▸ Task item
Each line of the entries below that holds "Bends" is needed, copied in full.

[Interface dataset entries]
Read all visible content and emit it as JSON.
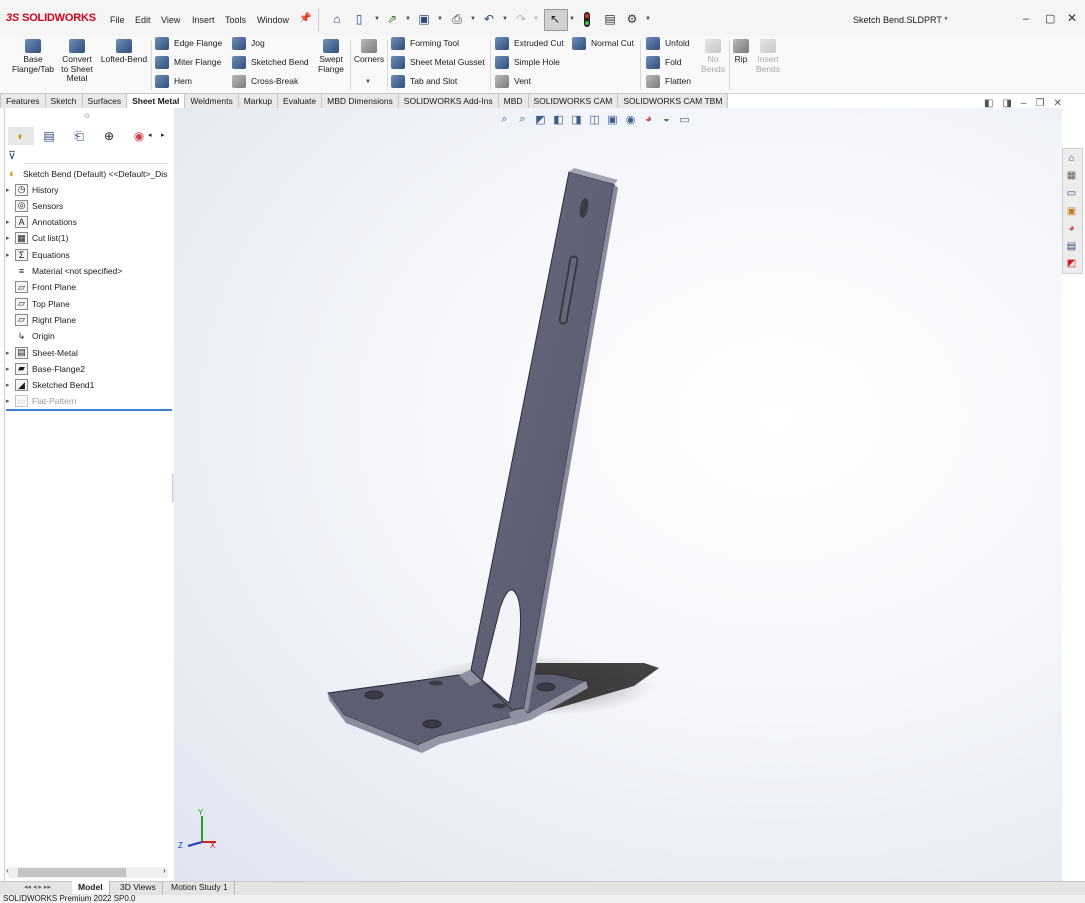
{
  "app": {
    "brand": "SOLIDWORKS",
    "brand_mark": "3S",
    "accent": "#d0021b"
  },
  "menu": [
    "File",
    "Edit",
    "View",
    "Insert",
    "Tools",
    "Window"
  ],
  "document_title": "Sketch Bend.SLDPRT *",
  "commands": {
    "base_flange": "Base Flange/Tab",
    "convert": "Convert to Sheet Metal",
    "lofted_bend": "Lofted-Bend",
    "edge_flange": "Edge Flange",
    "miter_flange": "Miter Flange",
    "hem": "Hem",
    "jog": "Jog",
    "sketched_bend": "Sketched Bend",
    "cross_break": "Cross-Break",
    "swept_flange": "Swept Flange",
    "corners": "Corners",
    "forming_tool": "Forming Tool",
    "sheet_metal_gusset": "Sheet Metal Gusset",
    "tab_and_slot": "Tab and Slot",
    "extruded_cut": "Extruded Cut",
    "simple_hole": "Simple Hole",
    "vent": "Vent",
    "normal_cut": "Normal Cut",
    "unfold": "Unfold",
    "fold": "Fold",
    "flatten": "Flatten",
    "no_bends": "No Bends",
    "rip": "Rip",
    "insert_bends": "Insert Bends"
  },
  "tabs": [
    "Features",
    "Sketch",
    "Surfaces",
    "Sheet Metal",
    "Weldments",
    "Markup",
    "Evaluate",
    "MBD Dimensions",
    "SOLIDWORKS Add-Ins",
    "MBD",
    "SOLIDWORKS CAM",
    "SOLIDWORKS CAM TBM"
  ],
  "active_tab": "Sheet Metal",
  "feature_tree": {
    "root": "Sketch Bend (Default) <<Default>_Dis",
    "items": [
      {
        "label": "History",
        "icon": "history-icon",
        "expandable": true
      },
      {
        "label": "Sensors",
        "icon": "sensors-icon",
        "expandable": false
      },
      {
        "label": "Annotations",
        "icon": "annotations-icon",
        "expandable": true
      },
      {
        "label": "Cut list(1)",
        "icon": "cut-list-icon",
        "expandable": true
      },
      {
        "label": "Equations",
        "icon": "equations-icon",
        "expandable": true
      },
      {
        "label": "Material <not specified>",
        "icon": "material-icon",
        "expandable": false
      },
      {
        "label": "Front Plane",
        "icon": "plane-icon",
        "expandable": false
      },
      {
        "label": "Top Plane",
        "icon": "plane-icon",
        "expandable": false
      },
      {
        "label": "Right Plane",
        "icon": "plane-icon",
        "expandable": false
      },
      {
        "label": "Origin",
        "icon": "origin-icon",
        "expandable": false
      },
      {
        "label": "Sheet-Metal",
        "icon": "sheet-metal-icon",
        "expandable": true
      },
      {
        "label": "Base-Flange2",
        "icon": "base-flange-icon",
        "expandable": true
      },
      {
        "label": "Sketched Bend1",
        "icon": "sketched-bend-icon",
        "expandable": true
      },
      {
        "label": "Flat-Pattern",
        "icon": "flat-pattern-icon",
        "expandable": true,
        "suppressed": true
      }
    ]
  },
  "bottom_tabs": [
    "Model",
    "3D Views",
    "Motion Study 1"
  ],
  "active_bottom_tab": "Model",
  "status": "SOLIDWORKS Premium 2022 SP0.0",
  "triad": {
    "x": "X",
    "y": "Y",
    "z": "Z"
  }
}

▸ Exercise solution
    "no_bends": "No Bends",
    "insert_bends": "Insert Bends"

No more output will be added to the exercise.